Source: Environment South East Euope
That's an NGO demand
Citizens of Portugal have been increasingly militating against a new government's policy to back lithium mining, regarding it as threatening to land and water, according to the NGO Quercus.
Portugal NGO Quercus urges government to ‘rethink lithium’ and avoid
Environment South East Europe
3 November 2019.
Environmental NGO Quercus is urging the newly-inaugurated Portuguese
government to rethink its strategy for lithium exploration in order to
avoid an environmental disaster.
With the whole lithium debate high in the public eye – particularly over
allegations of insider ‘dirty dealing’ – Quercus has stressed the
importance of listening to “legitimate concerns” of populations,
councils and environmental associations.
“If NGOs, mayors, councillors and people are against, I believe the
government will reconsider”, Quercus’ Paulo do Carmo told Lusa [new agency].
“This is not about just digging our heels in for the sake of it. We’re
hoping the decision of the secretary of state regarding around 10 new
areas of lithium exploration will protect the lives of Portuguese
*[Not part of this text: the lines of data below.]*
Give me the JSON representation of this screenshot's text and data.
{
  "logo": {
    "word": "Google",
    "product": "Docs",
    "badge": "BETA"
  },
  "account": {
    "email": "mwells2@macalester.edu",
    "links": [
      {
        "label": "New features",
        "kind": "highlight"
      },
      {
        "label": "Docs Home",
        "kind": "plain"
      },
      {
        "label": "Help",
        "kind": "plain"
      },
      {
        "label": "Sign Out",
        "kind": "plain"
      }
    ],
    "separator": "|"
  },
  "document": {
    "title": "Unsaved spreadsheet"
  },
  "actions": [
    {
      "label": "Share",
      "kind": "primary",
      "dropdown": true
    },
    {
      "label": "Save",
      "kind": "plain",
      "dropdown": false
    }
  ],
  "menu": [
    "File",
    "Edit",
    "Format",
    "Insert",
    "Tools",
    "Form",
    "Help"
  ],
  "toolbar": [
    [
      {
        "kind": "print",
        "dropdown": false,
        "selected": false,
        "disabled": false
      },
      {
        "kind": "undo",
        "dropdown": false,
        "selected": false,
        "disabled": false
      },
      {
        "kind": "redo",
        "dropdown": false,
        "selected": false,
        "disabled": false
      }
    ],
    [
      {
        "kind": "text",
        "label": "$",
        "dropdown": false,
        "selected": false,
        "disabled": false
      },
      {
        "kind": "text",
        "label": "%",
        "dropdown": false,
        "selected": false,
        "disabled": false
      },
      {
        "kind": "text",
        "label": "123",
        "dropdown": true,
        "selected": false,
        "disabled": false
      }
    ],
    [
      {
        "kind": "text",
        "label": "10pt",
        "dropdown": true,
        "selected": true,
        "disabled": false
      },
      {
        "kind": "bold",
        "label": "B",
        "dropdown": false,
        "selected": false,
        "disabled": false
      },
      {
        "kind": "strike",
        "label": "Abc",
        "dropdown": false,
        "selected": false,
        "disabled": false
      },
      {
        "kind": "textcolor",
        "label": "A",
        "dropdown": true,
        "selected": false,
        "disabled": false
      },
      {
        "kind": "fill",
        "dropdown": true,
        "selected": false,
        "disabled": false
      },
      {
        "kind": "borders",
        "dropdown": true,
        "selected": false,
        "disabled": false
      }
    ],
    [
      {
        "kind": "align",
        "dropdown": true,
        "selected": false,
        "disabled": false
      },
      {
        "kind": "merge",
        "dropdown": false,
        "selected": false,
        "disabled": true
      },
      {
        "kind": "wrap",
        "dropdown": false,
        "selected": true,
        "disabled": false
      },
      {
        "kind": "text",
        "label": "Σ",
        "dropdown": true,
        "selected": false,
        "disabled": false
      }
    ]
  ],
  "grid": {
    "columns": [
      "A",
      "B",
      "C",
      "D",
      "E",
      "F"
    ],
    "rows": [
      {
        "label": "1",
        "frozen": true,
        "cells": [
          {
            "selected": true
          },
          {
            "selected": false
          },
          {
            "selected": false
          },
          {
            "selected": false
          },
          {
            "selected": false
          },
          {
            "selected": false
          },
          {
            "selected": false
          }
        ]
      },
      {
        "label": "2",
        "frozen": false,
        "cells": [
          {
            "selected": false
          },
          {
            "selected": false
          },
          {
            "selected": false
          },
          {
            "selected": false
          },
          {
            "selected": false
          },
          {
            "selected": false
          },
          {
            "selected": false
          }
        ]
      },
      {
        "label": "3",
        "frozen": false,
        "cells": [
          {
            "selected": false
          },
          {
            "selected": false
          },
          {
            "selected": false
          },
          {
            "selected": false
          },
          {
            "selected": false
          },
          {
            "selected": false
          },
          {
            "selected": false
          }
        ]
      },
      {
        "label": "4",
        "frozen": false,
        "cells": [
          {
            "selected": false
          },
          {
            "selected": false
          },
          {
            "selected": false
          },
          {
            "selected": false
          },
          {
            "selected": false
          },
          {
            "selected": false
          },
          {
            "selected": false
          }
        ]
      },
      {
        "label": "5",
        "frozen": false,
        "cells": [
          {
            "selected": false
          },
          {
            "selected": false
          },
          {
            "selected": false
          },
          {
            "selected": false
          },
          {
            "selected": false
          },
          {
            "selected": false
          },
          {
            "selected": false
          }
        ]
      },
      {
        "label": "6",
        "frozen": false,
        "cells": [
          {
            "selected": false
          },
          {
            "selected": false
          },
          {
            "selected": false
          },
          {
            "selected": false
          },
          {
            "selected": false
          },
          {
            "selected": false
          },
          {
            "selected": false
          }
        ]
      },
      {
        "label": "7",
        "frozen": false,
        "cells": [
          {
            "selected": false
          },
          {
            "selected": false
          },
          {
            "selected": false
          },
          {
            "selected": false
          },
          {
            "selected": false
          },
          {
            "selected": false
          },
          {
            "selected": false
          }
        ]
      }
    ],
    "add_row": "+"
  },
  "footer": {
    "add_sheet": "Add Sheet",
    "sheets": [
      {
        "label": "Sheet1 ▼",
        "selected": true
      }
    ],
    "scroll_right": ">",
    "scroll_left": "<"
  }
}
people, nature conservation and the value and biodiversity of the interior.
“We’re hoping his report does not translate into an environmental
disaster for Portugal”.
But as the secretary of state concerned is João Galamba – the man
highlighted in a recent TV exposé – environmentalists admit to being
“concerned”, particularly as Galamba’s report will affect “thousands of
hectares across several points of the country”.
In Quercus’ view, exploration planned for natural parks and protected
areas will have a “violent impact on underground water sources”,
affecting homes, businesses and ways of life that rely on water pumped
Projects outlined for the Serras de Estrela and Malcata, for Serra
d’Arga in the Minho region, for Argemela in Castelo Branco, for Nelas
(Viseu) and Boticas (Vila Real) are diametrically opposed to the
government’s pledge for a transition towards renewable energies, said
“This would be anything but. We’re talking about open-pit mining…” more
often than not in interior regions already affected by dwindling
The government’s way forwards “should not seriously affect the lives of
people who have chosen to live in the interior”, do Carmo told Lusa,
adding that it’s all very well for the State to have assessed the
potential (financial worth of) lithium exploration in this country, but
it must also assess how people will be able to live alongside it.
Lusa adds that while several people’s protests have mobilised against
plans for lithium exploration, economy minister Pedro Siza Vieira has
tried to dismiss fears as unfounded – saying the use of mineral
resources “must always safeguard and respect the environment”.
At the same time however Siza Vieira has emphasised that the
government’s objectives go beyond lithium exploration. It hopes to
promote a refinery on national soil, thus ensuring increased profits for